(Records shown begins)

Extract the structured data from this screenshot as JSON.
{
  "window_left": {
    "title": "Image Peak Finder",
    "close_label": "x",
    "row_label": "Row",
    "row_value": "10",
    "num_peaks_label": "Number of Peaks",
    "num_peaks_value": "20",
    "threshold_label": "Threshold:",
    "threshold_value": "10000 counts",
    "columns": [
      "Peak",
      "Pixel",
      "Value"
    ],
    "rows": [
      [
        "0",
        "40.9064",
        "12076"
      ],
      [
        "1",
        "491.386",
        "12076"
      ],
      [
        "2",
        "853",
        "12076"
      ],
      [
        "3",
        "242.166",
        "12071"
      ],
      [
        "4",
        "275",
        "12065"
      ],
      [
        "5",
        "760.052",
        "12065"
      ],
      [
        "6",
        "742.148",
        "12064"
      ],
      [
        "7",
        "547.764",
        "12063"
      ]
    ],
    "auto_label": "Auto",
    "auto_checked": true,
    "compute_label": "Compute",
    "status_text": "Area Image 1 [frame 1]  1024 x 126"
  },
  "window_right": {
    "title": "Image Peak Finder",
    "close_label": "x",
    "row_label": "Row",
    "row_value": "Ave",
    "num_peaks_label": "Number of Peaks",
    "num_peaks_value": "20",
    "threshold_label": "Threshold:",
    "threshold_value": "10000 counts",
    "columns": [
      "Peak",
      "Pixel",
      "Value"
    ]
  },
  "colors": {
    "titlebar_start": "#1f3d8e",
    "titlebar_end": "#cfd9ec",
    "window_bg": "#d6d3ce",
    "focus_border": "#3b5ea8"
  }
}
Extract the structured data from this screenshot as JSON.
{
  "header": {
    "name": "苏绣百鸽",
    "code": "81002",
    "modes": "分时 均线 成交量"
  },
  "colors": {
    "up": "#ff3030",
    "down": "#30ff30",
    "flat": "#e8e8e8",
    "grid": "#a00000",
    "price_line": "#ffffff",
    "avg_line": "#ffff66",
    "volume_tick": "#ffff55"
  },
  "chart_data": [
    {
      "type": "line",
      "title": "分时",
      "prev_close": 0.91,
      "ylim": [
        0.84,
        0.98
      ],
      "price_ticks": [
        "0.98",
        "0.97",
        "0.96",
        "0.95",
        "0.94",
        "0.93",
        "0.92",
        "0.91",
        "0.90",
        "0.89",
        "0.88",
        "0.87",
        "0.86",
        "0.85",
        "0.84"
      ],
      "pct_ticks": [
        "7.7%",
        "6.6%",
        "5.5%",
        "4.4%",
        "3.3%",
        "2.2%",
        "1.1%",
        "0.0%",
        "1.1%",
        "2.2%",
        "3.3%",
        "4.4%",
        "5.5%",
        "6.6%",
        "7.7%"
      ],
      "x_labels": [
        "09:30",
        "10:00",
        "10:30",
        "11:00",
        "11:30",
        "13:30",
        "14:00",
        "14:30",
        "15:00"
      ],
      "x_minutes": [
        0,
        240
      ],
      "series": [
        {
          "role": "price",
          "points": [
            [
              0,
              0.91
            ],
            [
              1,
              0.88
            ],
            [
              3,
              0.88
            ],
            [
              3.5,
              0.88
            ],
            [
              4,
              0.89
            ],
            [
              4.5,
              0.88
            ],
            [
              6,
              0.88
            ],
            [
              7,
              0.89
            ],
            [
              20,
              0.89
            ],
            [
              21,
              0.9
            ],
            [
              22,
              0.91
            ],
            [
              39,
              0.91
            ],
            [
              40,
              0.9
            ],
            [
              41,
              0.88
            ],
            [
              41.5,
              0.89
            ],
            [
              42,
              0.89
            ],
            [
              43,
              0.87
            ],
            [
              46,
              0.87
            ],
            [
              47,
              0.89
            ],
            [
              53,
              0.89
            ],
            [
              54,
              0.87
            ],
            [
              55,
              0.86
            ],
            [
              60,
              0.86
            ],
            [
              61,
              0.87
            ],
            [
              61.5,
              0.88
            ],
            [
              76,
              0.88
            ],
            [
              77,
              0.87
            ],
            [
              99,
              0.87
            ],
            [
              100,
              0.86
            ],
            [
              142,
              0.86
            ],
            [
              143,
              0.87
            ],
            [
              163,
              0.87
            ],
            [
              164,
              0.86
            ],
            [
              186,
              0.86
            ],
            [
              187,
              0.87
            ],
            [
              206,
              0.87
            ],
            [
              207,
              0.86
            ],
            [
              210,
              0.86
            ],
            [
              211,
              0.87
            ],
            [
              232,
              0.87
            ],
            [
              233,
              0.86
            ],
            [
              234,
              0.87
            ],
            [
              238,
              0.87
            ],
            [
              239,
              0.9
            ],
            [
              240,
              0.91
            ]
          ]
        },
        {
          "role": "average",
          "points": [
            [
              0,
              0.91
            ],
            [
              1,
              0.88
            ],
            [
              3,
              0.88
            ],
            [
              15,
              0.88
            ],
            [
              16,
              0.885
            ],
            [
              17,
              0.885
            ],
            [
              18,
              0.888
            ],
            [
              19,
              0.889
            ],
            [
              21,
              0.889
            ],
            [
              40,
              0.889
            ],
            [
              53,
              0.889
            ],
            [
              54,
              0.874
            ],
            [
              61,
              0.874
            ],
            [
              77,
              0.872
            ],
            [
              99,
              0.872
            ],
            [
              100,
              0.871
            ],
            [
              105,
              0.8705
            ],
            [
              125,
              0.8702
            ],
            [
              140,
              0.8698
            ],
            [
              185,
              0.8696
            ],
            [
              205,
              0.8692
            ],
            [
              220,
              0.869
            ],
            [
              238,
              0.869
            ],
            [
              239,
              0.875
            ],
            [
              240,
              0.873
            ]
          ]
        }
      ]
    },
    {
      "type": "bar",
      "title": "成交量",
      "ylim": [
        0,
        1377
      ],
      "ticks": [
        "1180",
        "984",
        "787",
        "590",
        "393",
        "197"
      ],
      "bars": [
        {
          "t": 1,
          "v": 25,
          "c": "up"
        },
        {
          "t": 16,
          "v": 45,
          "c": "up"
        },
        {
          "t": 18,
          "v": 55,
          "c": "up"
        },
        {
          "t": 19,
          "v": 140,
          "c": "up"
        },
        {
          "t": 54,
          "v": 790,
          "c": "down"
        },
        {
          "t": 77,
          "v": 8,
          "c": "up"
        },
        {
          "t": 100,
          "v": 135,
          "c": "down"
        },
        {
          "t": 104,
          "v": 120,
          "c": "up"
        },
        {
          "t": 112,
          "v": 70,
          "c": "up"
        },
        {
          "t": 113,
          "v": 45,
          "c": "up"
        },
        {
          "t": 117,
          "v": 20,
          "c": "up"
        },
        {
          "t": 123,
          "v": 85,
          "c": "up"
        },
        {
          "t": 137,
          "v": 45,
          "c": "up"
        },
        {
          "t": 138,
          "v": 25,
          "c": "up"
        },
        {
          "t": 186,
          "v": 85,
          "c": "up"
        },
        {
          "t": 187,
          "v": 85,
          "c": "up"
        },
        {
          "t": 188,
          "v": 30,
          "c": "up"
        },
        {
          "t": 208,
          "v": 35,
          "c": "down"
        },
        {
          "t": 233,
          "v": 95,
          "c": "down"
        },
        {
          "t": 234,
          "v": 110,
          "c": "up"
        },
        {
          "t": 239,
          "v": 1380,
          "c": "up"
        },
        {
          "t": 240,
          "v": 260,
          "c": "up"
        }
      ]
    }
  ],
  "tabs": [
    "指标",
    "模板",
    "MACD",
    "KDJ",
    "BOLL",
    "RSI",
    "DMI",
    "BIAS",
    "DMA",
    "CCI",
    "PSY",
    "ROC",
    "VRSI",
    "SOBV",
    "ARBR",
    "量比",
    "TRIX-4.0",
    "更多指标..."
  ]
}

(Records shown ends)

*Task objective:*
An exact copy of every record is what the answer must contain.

*Response box:*
Extract the structured data from this screenshot as JSON.
{
  "window_left": {
    "title": "Image Peak Finder",
    "close_label": "x",
    "row_label": "Row",
    "row_value": "10",
    "num_peaks_label": "Number of Peaks",
    "num_peaks_value": "20",
    "threshold_label": "Threshold:",
    "threshold_value": "10000 counts",
    "columns": [
      "Peak",
      "Pixel",
      "Value"
    ],
    "rows": [
      [
        "0",
        "40.9064",
        "12076"
      ],
      [
        "1",
        "491.386",
        "12076"
      ],
      [
        "2",
        "853",
        "12076"
      ],
      [
        "3",
        "242.166",
        "12071"
      ],
      [
        "4",
        "275",
        "12065"
      ],
      [
        "5",
        "760.052",
        "12065"
      ],
      [
        "6",
        "742.148",
        "12064"
      ],
      [
        "7",
        "547.764",
        "12063"
      ]
    ],
    "auto_label": "Auto",
    "auto_checked": true,
    "compute_label": "Compute",
    "status_text": "Area Image 1 [frame 1]  1024 x 126"
  },
  "window_right": {
    "title": "Image Peak Finder",
    "close_label": "x",
    "row_label": "Row",
    "row_value": "Ave",
    "num_peaks_label": "Number of Peaks",
    "num_peaks_value": "20",
    "threshold_label": "Threshold:",
    "threshold_value": "10000 counts",
    "columns": [
      "Peak",
      "Pixel",
      "Value"
    ]
  },
  "colors": {
    "titlebar_start": "#1f3d8e",
    "titlebar_end": "#cfd9ec",
    "window_bg": "#d6d3ce",
    "focus_border": "#3b5ea8"
  }
}
Extract the structured data from this screenshot as JSON.
{
  "header": {
    "name": "苏绣百鸽",
    "code": "81002",
    "modes": "分时 均线 成交量"
  },
  "colors": {
    "up": "#ff3030",
    "down": "#30ff30",
    "flat": "#e8e8e8",
    "grid": "#a00000",
    "price_line": "#ffffff",
    "avg_line": "#ffff66",
    "volume_tick": "#ffff55"
  },
  "chart_data": [
    {
      "type": "line",
      "title": "分时",
      "prev_close": 0.91,
      "ylim": [
        0.84,
        0.98
      ],
      "price_ticks": [
        "0.98",
        "0.97",
        "0.96",
        "0.95",
        "0.94",
        "0.93",
        "0.92",
        "0.91",
        "0.90",
        "0.89",
        "0.88",
        "0.87",
        "0.86",
        "0.85",
        "0.84"
      ],
      "pct_ticks": [
        "7.7%",
        "6.6%",
        "5.5%",
        "4.4%",
        "3.3%",
        "2.2%",
        "1.1%",
        "0.0%",
        "1.1%",
        "2.2%",
        "3.3%",
        "4.4%",
        "5.5%",
        "6.6%",
        "7.7%"
      ],
      "x_labels": [
        "09:30",
        "10:00",
        "10:30",
        "11:00",
        "11:30",
        "13:30",
        "14:00",
        "14:30",
        "15:00"
      ],
      "x_minutes": [
        0,
        240
      ],
      "series": [
        {
          "role": "price",
          "points": [
            [
              0,
              0.91
            ],
            [
              1,
              0.88
            ],
            [
              3,
              0.88
            ],
            [
              3.5,
              0.88
            ],
            [
              4,
              0.89
            ],
            [
              4.5,
              0.88
            ],
            [
              6,
              0.88
            ],
            [
              7,
              0.89
            ],
            [
              20,
              0.89
            ],
            [
              21,
              0.9
            ],
            [
              22,
              0.91
            ],
            [
              39,
              0.91
            ],
            [
              40,
              0.9
            ],
            [
              41,
              0.88
            ],
            [
              41.5,
              0.89
            ],
            [
              42,
              0.89
            ],
            [
              43,
              0.87
            ],
            [
              46,
              0.87
            ],
            [
              47,
              0.89
            ],
            [
              53,
              0.89
            ],
            [
              54,
              0.87
            ],
            [
              55,
              0.86
            ],
            [
              60,
              0.86
            ],
            [
              61,
              0.87
            ],
            [
              61.5,
              0.88
            ],
            [
              76,
              0.88
            ],
            [
              77,
              0.87
            ],
            [
              99,
              0.87
            ],
            [
              100,
              0.86
            ],
            [
              142,
              0.86
            ],
            [
              143,
              0.87
            ],
            [
              163,
              0.87
            ],
            [
              164,
              0.86
            ],
            [
              186,
              0.86
            ],
            [
              187,
              0.87
            ],
            [
              206,
              0.87
            ],
            [
              207,
              0.86
            ],
            [
              210,
              0.86
            ],
            [
              211,
              0.87
            ],
            [
              232,
              0.87
            ],
            [
              233,
              0.86
            ],
            [
              234,
              0.87
            ],
            [
              238,
              0.87
            ],
            [
              239,
              0.9
            ],
            [
              240,
              0.91
            ]
          ]
        },
        {
          "role": "average",
          "points": [
            [
              0,
              0.91
            ],
            [
              1,
              0.88
            ],
            [
              3,
              0.88
            ],
            [
              15,
              0.88
            ],
            [
              16,
              0.885
            ],
            [
              17,
              0.885
            ],
            [
              18,
              0.888
            ],
            [
              19,
              0.889
            ],
            [
              21,
              0.889
            ],
            [
              40,
              0.889
            ],
            [
              53,
              0.889
            ],
            [
              54,
              0.874
            ],
            [
              61,
              0.874
            ],
            [
              77,
              0.872
            ],
            [
              99,
              0.872
            ],
            [
              100,
              0.871
            ],
            [
              105,
              0.8705
            ],
            [
              125,
              0.8702
            ],
            [
              140,
              0.8698
            ],
            [
              185,
              0.8696
            ],
            [
              205,
              0.8692
            ],
            [
              220,
              0.869
            ],
            [
              238,
              0.869
            ],
            [
              239,
              0.875
            ],
            [
              240,
              0.873
            ]
          ]
        }
      ]
    },
    {
      "type": "bar",
      "title": "成交量",
      "ylim": [
        0,
        1377
      ],
      "ticks": [
        "1180",
        "984",
        "787",
        "590",
        "393",
        "197"
      ],
      "bars": [
        {
          "t": 1,
          "v": 25,
          "c": "up"
        },
        {
          "t": 16,
          "v": 45,
          "c": "up"
        },
        {
          "t": 18,
          "v": 55,
          "c": "up"
        },
        {
          "t": 19,
          "v": 140,
          "c": "up"
        },
        {
          "t": 54,
          "v": 790,
          "c": "down"
        },
        {
          "t": 77,
          "v": 8,
          "c": "up"
        },
        {
          "t": 100,
          "v": 135,
          "c": "down"
        },
        {
          "t": 104,
          "v": 120,
          "c": "up"
        },
        {
          "t": 112,
          "v": 70,
          "c": "up"
        },
        {
          "t": 113,
          "v": 45,
          "c": "up"
        },
        {
          "t": 117,
          "v": 20,
          "c": "up"
        },
        {
          "t": 123,
          "v": 85,
          "c": "up"
        },
        {
          "t": 137,
          "v": 45,
          "c": "up"
        },
        {
          "t": 138,
          "v": 25,
          "c": "up"
        },
        {
          "t": 186,
          "v": 85,
          "c": "up"
        },
        {
          "t": 187,
          "v": 85,
          "c": "up"
        },
        {
          "t": 188,
          "v": 30,
          "c": "up"
        },
        {
          "t": 208,
          "v": 35,
          "c": "down"
        },
        {
          "t": 233,
          "v": 95,
          "c": "down"
        },
        {
          "t": 234,
          "v": 110,
          "c": "up"
        },
        {
          "t": 239,
          "v": 1380,
          "c": "up"
        },
        {
          "t": 240,
          "v": 260,
          "c": "up"
        }
      ]
    }
  ],
  "tabs": [
    "指标",
    "模板",
    "MACD",
    "KDJ",
    "BOLL",
    "RSI",
    "DMI",
    "BIAS",
    "DMA",
    "CCI",
    "PSY",
    "ROC",
    "VRSI",
    "SOBV",
    "ARBR",
    "量比",
    "TRIX-4.0",
    "更多指标..."
  ]
}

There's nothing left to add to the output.